#### Exercise brief
This exercise calls for every line of the data below with the string "July" in it.

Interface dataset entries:
>>>
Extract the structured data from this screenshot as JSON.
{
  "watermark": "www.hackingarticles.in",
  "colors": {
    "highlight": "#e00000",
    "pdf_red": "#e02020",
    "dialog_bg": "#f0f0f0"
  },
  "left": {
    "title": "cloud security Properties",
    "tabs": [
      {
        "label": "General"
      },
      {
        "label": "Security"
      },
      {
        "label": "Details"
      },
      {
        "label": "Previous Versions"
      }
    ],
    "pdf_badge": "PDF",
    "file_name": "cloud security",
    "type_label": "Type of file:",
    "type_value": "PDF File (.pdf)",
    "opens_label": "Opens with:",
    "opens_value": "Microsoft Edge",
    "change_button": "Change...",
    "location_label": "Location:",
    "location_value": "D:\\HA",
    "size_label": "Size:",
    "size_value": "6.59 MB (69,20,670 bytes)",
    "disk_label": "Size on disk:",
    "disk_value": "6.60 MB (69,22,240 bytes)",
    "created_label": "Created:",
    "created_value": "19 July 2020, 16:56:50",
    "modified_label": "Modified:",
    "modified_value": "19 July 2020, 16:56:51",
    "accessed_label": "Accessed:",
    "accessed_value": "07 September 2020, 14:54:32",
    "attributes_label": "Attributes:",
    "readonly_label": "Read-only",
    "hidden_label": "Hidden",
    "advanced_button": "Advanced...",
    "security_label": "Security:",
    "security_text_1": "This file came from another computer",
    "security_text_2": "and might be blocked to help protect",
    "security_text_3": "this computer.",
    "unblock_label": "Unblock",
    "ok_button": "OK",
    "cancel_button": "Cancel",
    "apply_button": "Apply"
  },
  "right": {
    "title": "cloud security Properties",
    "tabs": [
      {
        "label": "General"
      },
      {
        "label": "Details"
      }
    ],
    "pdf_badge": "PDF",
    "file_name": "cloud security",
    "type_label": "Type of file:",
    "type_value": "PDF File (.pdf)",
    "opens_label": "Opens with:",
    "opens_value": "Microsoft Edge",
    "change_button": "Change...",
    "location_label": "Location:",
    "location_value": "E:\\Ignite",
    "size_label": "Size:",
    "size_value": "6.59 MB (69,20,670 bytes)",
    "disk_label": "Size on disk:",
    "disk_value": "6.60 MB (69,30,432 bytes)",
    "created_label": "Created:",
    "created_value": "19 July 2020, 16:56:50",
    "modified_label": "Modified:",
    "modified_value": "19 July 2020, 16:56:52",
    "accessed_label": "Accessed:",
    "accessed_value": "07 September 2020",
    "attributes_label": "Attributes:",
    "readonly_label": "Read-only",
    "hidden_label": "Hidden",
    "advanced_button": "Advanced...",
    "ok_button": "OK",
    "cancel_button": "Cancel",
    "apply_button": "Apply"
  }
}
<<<
#### Output for this task
    "created_value": "19 July 2020, 16:56:50",
    "modified_value": "19 July 2020, 16:56:51",
    "created_value": "19 July 2020, 16:56:50",
    "modified_value": "19 July 2020, 16:56:52",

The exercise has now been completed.